President Obama's Inaugural speech included a clutch of promises and observations that will have scientists, medical researchers and environmentalists in the US and around the world breathing a sigh of relief.
"We will restore science to its rightful place, and wield technology's wonders to raise health care's quality and lower its cost," is Obama's key phrase, and it contains a multitude of subtle points.
"Rightful place" is at first a dig at George W. Bush's sidelining of scientific thinking during his two presidential terms. It's no secret that Bush's personal beliefs pushed many science issues into the background, and Obama's words suggest he holds science in higher regard for its role in our modern world. Wielding "technology's wonders" is immediately a powerful phrase underlining the benefits that science and technology can bring, and it is specifically referenced in terms of improving health care, rather than bringing economic success or just "new gadgets."
While Bush spoke of health care in both his inauguration addresses, it was in broad, political and economic terms: "We will widen the ownership of homes and businesses, retirement savings and health insurance" came in the second, while "Government has great responsibilities for public safety and public health," in the first.

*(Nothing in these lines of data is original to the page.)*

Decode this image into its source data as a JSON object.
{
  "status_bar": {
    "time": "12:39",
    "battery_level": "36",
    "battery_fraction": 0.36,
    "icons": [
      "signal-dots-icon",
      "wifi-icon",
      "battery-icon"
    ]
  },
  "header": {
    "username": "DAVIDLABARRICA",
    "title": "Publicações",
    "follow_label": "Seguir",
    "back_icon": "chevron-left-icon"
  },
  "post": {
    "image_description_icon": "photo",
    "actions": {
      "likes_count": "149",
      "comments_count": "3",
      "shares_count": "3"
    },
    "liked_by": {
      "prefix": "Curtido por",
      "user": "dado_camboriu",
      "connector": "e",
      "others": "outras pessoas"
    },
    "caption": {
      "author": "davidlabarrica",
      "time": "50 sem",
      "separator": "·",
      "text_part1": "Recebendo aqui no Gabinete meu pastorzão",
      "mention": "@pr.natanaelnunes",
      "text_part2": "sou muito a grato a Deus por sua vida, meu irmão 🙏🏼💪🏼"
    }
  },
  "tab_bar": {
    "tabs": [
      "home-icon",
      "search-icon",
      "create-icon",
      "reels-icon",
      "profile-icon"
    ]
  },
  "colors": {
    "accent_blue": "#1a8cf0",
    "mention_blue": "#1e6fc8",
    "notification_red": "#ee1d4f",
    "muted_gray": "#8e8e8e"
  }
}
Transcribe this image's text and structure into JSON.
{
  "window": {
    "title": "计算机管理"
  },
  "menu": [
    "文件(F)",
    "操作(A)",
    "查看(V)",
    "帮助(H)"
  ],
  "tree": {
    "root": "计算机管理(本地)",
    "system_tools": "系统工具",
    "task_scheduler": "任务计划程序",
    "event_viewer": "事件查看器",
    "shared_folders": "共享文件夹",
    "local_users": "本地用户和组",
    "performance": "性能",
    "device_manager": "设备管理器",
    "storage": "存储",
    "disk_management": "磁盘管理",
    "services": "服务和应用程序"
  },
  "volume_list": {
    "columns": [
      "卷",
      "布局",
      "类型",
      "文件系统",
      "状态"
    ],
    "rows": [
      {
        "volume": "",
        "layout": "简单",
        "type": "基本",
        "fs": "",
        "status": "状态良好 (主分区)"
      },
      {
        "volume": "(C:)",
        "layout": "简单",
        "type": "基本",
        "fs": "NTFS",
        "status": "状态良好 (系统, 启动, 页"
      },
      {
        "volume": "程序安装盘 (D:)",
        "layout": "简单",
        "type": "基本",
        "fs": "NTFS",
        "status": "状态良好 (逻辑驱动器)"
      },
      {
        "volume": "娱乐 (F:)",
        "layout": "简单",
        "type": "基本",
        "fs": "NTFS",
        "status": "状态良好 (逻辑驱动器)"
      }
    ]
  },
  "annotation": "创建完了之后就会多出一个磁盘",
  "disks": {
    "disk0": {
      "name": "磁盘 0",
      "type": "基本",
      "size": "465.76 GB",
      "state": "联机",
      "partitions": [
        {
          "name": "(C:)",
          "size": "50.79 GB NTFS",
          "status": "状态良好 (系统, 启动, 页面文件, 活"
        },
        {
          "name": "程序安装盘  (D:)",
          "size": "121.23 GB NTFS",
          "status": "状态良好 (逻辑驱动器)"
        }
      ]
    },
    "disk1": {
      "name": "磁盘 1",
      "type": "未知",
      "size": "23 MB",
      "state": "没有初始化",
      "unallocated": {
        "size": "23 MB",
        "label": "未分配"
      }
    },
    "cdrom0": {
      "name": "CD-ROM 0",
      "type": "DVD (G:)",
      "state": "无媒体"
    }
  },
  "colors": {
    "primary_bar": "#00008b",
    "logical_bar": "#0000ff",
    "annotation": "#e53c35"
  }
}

Throughout his presidency "tricky" health care issues like high teenage pregnancy rates and stem cell research were dealt with from a decidedly moral, as opposed to scientific viewpoint. "From the day of our Founding, we have proclaimed that every man and woman on this earth has rights, and dignity, and matchless value, because they bear the image of the Maker of Heaven and earth," is a line from Bush's second speech that underlines this—and explains why in 2006 he used the presidential veto to stop a bill that would've freed up more federal money for stem cell research.
In an interesting moment in 2005 Rep. Henry Waxman clashed very publicly with Bush's science adviser, accusing the administration of actually fudging its scientific models on climate and health care—and of underlining scientific "uncertainty" to quash research and laws with results or intents counter to Bush policies.
Climate issues were downplayed often during Bush's early years in power, and in 2002 when the EPA surprised the administration by issuing a report that supported theories that global warming had a significant human component, Bush dismissed it thus:
"I read the report put out by the bureaucracy."
President Obama, on the other hand, made a direct reference to climate issues in his speech, and gave tacit support to the theory global warming is man made: "we will work tirelessly to lessen the nuclear threat, and roll back the spectre of a warming planet." That neatly tied global war catastrophes to the environment too.
Obama also promised to actually respond to the issue of climate change: "We will harness the Sun and the winds and soil to fuel our cars and run our factories," is a guarantee that more environmentally-friendly policies will be coming out of the White House, particularly in terms of alternative energy sources. It's impossible to "consume the world's resources without regard to effect," he noted, going on to suggest that "the world has changed, and we must change with it."
It sounds very much like the winds of change are blowing through the corridors of power in Washington, and bringing new regard for science, medicine, and the environment along with them.
[via New Scientist, image: Getty]